What might Abe think if he could see its current incarnation? What would he make of the relentless commercialism?
The Macy’s Thanksgiving Day Parade, an annual event designed to promote a department store, has become a holiday tradition that draws thousands to the streets of Manhattan and millions to their TV screens. And I have to admit to morbid fascination as I watch pop stars lip-syncing on floats and the casts of Broadway musicals performing numbers in unforgiving daylight.
In Kansas City, thousands of people converge on the Country Club Plaza, which claims the dubious distinction of being the country’s first shopping center, to watch the switching on of outdoor Christmas lights on Thanksgiving night. The NFL schedules back-to-back games in Dallas and Detroit brought to you by TV sponsors that, presumably, will include erectile dysfunction drugs. And some retailers get a jump on Black Friday by opening on Thanksgiving Day.
Commercialism aside, my skepticism about Thanksgiving began when I was a kid growing up in south Texas. Most of the food choices and trappings of the holiday are rooted in New England, but Americans everywhere, even in the flat coastal plains of Texas, go along with the established traditions of turkey and dressing and cranberry sauce. It would have made more sense for us to be eating venison stew or grouper and shrimp from the Gulf with Mexican bread baked in kilns by ranch hands.
In elementary school, a teacher one year had the class draw a Thanksgiving mural, showing Pilgrims and American Indians sitting down to a feast. Texas has no comparable historical tradition. There were no Puritans in Texas, although we had plenty of pirates, horse thieves and land-grabbers. For the most part, relations between white settlers and Indians consisted of tit-for-tat homicide.
Regardless, on Thanksgiving Day my mother would make mincemeat pies, and we’d pile into the station wagon and drive more than 60 miles to get to my grandparents’ house. There was plenty of food. The temperatures were usually balmy. Tensions between siblings and cousins rarely flared into the open.

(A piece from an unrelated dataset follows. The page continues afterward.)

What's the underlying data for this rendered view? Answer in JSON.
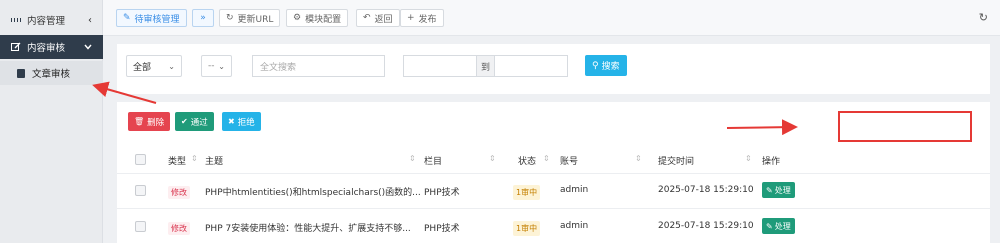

My grandfather might fire up a cigar and launch into a monologue about dramatic moments in his legal career. My grandmother would stress about mealtime logistics. My great-grandfather, bald and stooped, would sit at one end of the table keeping his own counsel.
My family was just fractured enough to produce more than our share of eccentrics. We remain fractured to this day, and my siblings and I generally keep a safe distance from one another. Getting together for the holidays is not an attractive option for any of us.
Despite all that, when Thanksgiving approaches, it actually has the effect Abe had in mind. It prompts me to reflect on what I have to be thankful for. Turns out quite a lot.
At the top of the list is my wife, a 14-year survivor of stage 3 ovarian cancer. I often say she’s the reason I’m not living under a bridge today. Sounds like a joke, but it’s not. My stepdad, now 90 and dealing with his own cancer, is alive and kicking with a fully functioning mind. After the recent death of one of my uncles, a retired petroleum engineer who played a mean guitar, I reconnected with some of my cousins.
And I’ve been lucky in my working life. I’ve supported myself as a writer since the late 1970s. But that wouldn’t have happened if my wife and I, as newlyweds in Dallas, had not decided to move to Kansas City on a whim because we’d heard it had a good bus system.
Kansas City has been good to us, and the town suits a guy like me. It’s funky and rowdy and steeped in fascinating cultural history, and these days it’s moving up in the world in a way that takes a lot of people by surprise. The arts are booming, and the Royals are world champs. Everything is looking up.
Once a Texan, always a Texan, so I’m not prepared to call KC home-sweet-home.
But it’s close enough.